** Raw data **
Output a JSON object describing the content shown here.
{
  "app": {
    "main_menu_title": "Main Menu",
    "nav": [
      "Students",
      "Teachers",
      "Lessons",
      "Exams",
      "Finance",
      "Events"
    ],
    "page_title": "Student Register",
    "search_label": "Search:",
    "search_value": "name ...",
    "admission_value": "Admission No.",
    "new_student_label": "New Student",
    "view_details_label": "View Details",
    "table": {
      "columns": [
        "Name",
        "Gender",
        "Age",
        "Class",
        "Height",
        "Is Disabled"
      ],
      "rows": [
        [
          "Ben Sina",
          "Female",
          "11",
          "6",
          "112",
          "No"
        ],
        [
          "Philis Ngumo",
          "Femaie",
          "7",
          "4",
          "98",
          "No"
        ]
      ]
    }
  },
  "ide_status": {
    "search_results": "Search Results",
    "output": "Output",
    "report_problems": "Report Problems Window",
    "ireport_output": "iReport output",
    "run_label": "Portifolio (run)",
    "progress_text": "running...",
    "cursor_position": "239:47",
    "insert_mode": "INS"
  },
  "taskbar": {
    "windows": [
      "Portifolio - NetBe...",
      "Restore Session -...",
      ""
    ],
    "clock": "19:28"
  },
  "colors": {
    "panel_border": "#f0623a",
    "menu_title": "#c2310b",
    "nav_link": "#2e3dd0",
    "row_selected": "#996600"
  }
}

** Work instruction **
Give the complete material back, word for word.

** Output **
Output a JSON object describing the content shown here.
{
  "app": {
    "main_menu_title": "Main Menu",
    "nav": [
      "Students",
      "Teachers",
      "Lessons",
      "Exams",
      "Finance",
      "Events"
    ],
    "page_title": "Student Register",
    "search_label": "Search:",
    "search_value": "name ...",
    "admission_value": "Admission No.",
    "new_student_label": "New Student",
    "view_details_label": "View Details",
    "table": {
      "columns": [
        "Name",
        "Gender",
        "Age",
        "Class",
        "Height",
        "Is Disabled"
      ],
      "rows": [
        [
          "Ben Sina",
          "Female",
          "11",
          "6",
          "112",
          "No"
        ],
        [
          "Philis Ngumo",
          "Femaie",
          "7",
          "4",
          "98",
          "No"
        ]
      ]
    }
  },
  "ide_status": {
    "search_results": "Search Results",
    "output": "Output",
    "report_problems": "Report Problems Window",
    "ireport_output": "iReport output",
    "run_label": "Portifolio (run)",
    "progress_text": "running...",
    "cursor_position": "239:47",
    "insert_mode": "INS"
  },
  "taskbar": {
    "windows": [
      "Portifolio - NetBe...",
      "Restore Session -...",
      ""
    ],
    "clock": "19:28"
  },
  "colors": {
    "panel_border": "#f0623a",
    "menu_title": "#c2310b",
    "nav_link": "#2e3dd0",
    "row_selected": "#996600"
  }
}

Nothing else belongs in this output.